A single red door stands out along a wall dyed yellow by the bright lights on Vermont Avenue in Koreatown. There’s no signage to ensure you’re at the right place. To the right, Stall 239, a new walk-up restaurant serving international street food and artisan sandwiches, has closed for the night. A person looks through a peephole after two knocks on the door.
The door opens into a small, dimly lit waiting room with an expansive wall of doorknobs. As a hostess welcomes you to Lock & Key, she points to the dozens of doorknobs, “Try out a knob to get in.” (The hostess will give you a hint if you're too far from the mark.)
Only one doorknob gives you access to this 1920s-era, Hollywood-meets-Koreatown speakeasy. Once inside, a large white marble bar showcases fresh drink accoutrements from a local farmers market. Riveted green leather chairs and banquettes are inviting, while dark wood, black walls patterned with stencils of gold chains and moody jazz music create a mellow atmosphere.

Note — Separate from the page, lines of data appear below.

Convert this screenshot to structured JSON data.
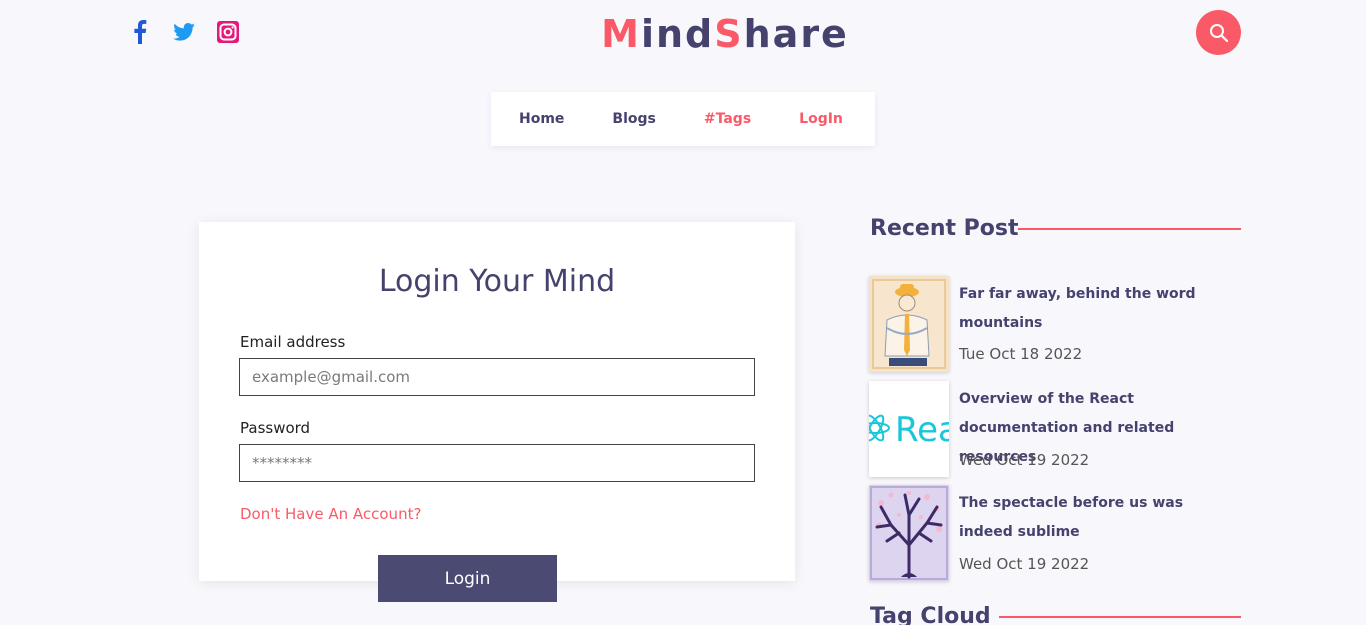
{
  "header": {
    "logo_part1": "M",
    "logo_part2": "ind",
    "logo_part3": "S",
    "logo_part4": "hare",
    "social_icons": [
      "facebook-icon",
      "twitter-icon",
      "instagram-icon"
    ],
    "search_icon": "search-icon"
  },
  "nav": {
    "items": [
      {
        "label": "Home"
      },
      {
        "label": "Blogs"
      },
      {
        "label": "#Tags"
      },
      {
        "label": "LogIn"
      }
    ]
  },
  "login": {
    "title": "Login Your Mind",
    "email_label": "Email address",
    "email_placeholder": "example@gmail.com",
    "email_value": "",
    "password_label": "Password",
    "password_placeholder": "********",
    "password_value": "",
    "signup_link": "Don't Have An Account?",
    "submit_label": "Login"
  },
  "sidebar": {
    "recent_heading": "Recent Post",
    "posts": [
      {
        "title": "Far far away, behind the word mountains",
        "date": "Tue Oct 18 2022"
      },
      {
        "title": "Overview of the React documentation and related resources",
        "date": "Wed Oct 19 2022"
      },
      {
        "title": "The spectacle before us was indeed sublime",
        "date": "Wed Oct 19 2022"
      }
    ],
    "tag_heading": "Tag Cloud",
    "react_thumb_text": "Rea"
  },
  "colors": {
    "accent": "#fa5a68",
    "primary": "#45426e",
    "button": "#4b4a72",
    "background": "#f8f7fc"
  }
}
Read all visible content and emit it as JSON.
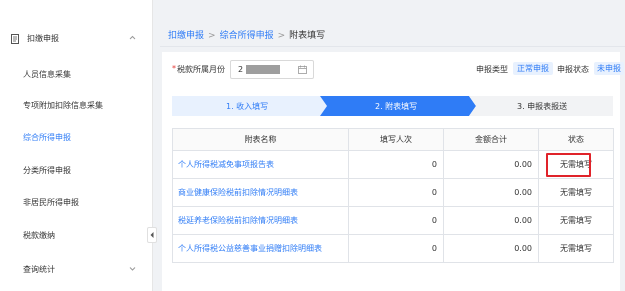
{
  "sidebar": {
    "section_title": "扣缴申报",
    "items": [
      {
        "label": "人员信息采集"
      },
      {
        "label": "专项附加扣除信息采集"
      },
      {
        "label": "综合所得申报"
      },
      {
        "label": "分类所得申报"
      },
      {
        "label": "非居民所得申报"
      },
      {
        "label": "税款缴纳"
      },
      {
        "label": "查询统计"
      }
    ],
    "active_index": 2
  },
  "breadcrumb": [
    {
      "label": "扣缴申报"
    },
    {
      "label": "综合所得申报"
    },
    {
      "label": "附表填写"
    }
  ],
  "form": {
    "required_mark": "*",
    "period_label": "税款所属月份",
    "period_value": "2",
    "decl_type_label": "申报类型",
    "decl_type_value": "正常申报",
    "decl_status_label": "申报状态",
    "decl_status_value": "未申报"
  },
  "steps": [
    {
      "label": "1. 收入填写"
    },
    {
      "label": "2. 附表填写"
    },
    {
      "label": "3. 申报表报送"
    }
  ],
  "active_step": 1,
  "table": {
    "headers": [
      "附表名称",
      "填写人次",
      "金额合计",
      "状态"
    ],
    "rows": [
      {
        "name": "个人所得税减免事项报告表",
        "count": "0",
        "amount": "0.00",
        "status": "无需填写"
      },
      {
        "name": "商业健康保险税前扣除情况明细表",
        "count": "0",
        "amount": "0.00",
        "status": "无需填写"
      },
      {
        "name": "税延养老保险税前扣除情况明细表",
        "count": "0",
        "amount": "0.00",
        "status": "无需填写"
      },
      {
        "name": "个人所得税公益慈善事业捐赠扣除明细表",
        "count": "0",
        "amount": "0.00",
        "status": "无需填写"
      }
    ]
  },
  "colors": {
    "accent": "#2f7cf6",
    "step_inactive": "#e8f1fe",
    "step_future": "#f2f3f5",
    "highlight": "#e0232a"
  },
  "icons": {
    "section": "document-icon",
    "expand": "chevron-up-icon",
    "collapse_sidebar": "chevron-left-icon",
    "calendar": "calendar-icon"
  }
}
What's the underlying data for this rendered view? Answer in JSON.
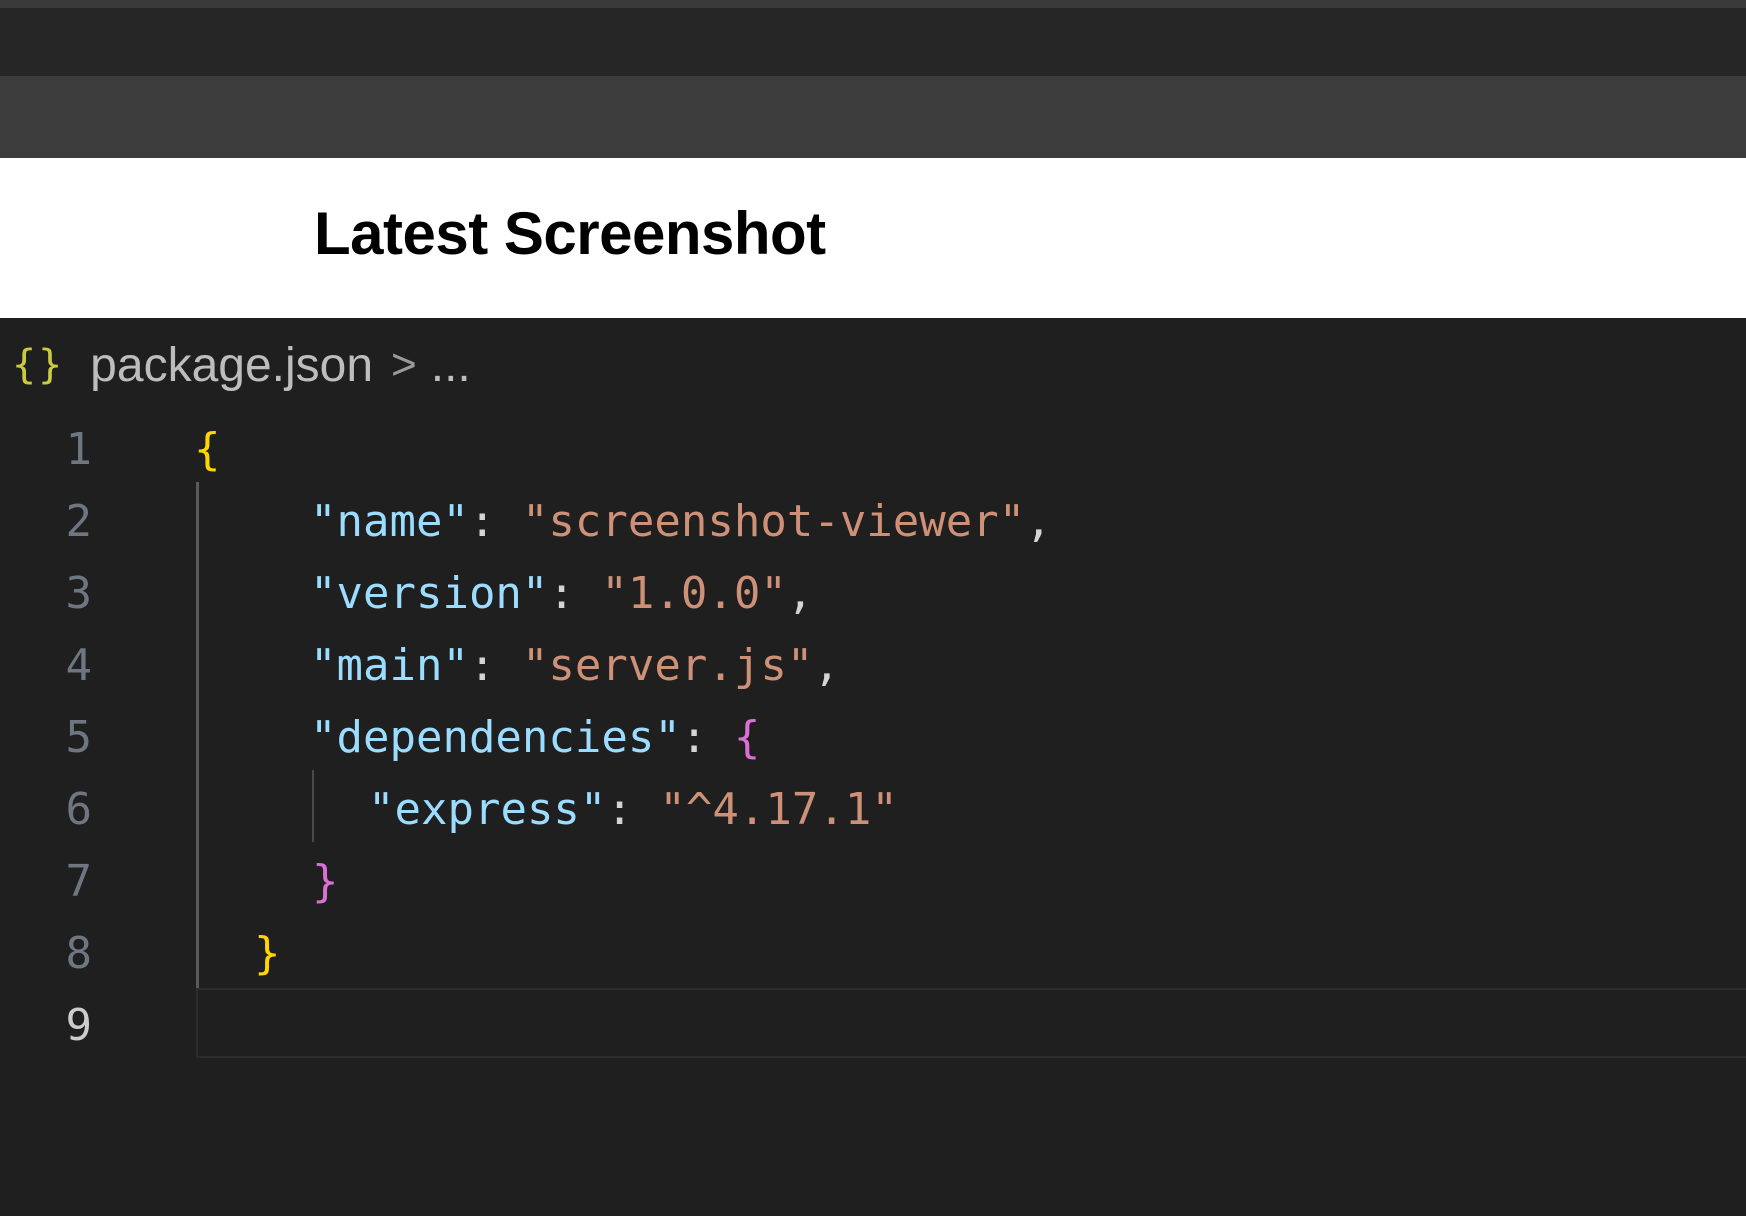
{
  "heading": "Latest Screenshot",
  "breadcrumb": {
    "icon": "json-braces-icon",
    "icon_glyph": "{}",
    "file": "package.json",
    "separator": ">",
    "ellipsis": "..."
  },
  "editor": {
    "active_line": 9,
    "lines": [
      {
        "number": "1",
        "text": "{"
      },
      {
        "number": "2",
        "text": "\"name\": \"screenshot-viewer\","
      },
      {
        "number": "3",
        "text": "\"version\": \"1.0.0\","
      },
      {
        "number": "4",
        "text": "\"main\": \"server.js\","
      },
      {
        "number": "5",
        "text": "\"dependencies\": {"
      },
      {
        "number": "6",
        "text": "\"express\": \"^4.17.1\""
      },
      {
        "number": "7",
        "text": "}"
      },
      {
        "number": "8",
        "text": "}"
      },
      {
        "number": "9",
        "text": ""
      }
    ],
    "tokens": {
      "l1_open": "{",
      "l2_key": "\"name\"",
      "l2_colon": ": ",
      "l2_val": "\"screenshot-viewer\"",
      "l2_comma": ",",
      "l3_key": "\"version\"",
      "l3_colon": ": ",
      "l3_val": "\"1.0.0\"",
      "l3_comma": ",",
      "l4_key": "\"main\"",
      "l4_colon": ": ",
      "l4_val": "\"server.js\"",
      "l4_comma": ",",
      "l5_key": "\"dependencies\"",
      "l5_colon": ": ",
      "l5_open": "{",
      "l6_key": "\"express\"",
      "l6_colon": ": ",
      "l6_val": "\"^4.17.1\"",
      "l7_close": "}",
      "l8_close": "}"
    }
  },
  "colors": {
    "key": "#9cdcfe",
    "string": "#ce9178",
    "bracket_level1": "#ffd700",
    "bracket_level2": "#da70d6",
    "background": "#1f1f1f"
  }
}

A menu of 10 craft cocktails developed by Christophe Namer, formerly of the now-shuttered Pastis, sits framed at the bar between crystal punch bowls filled with fresh fruit. A bartender promises, upon inquiry, that the Torpedo "will take you on a journey."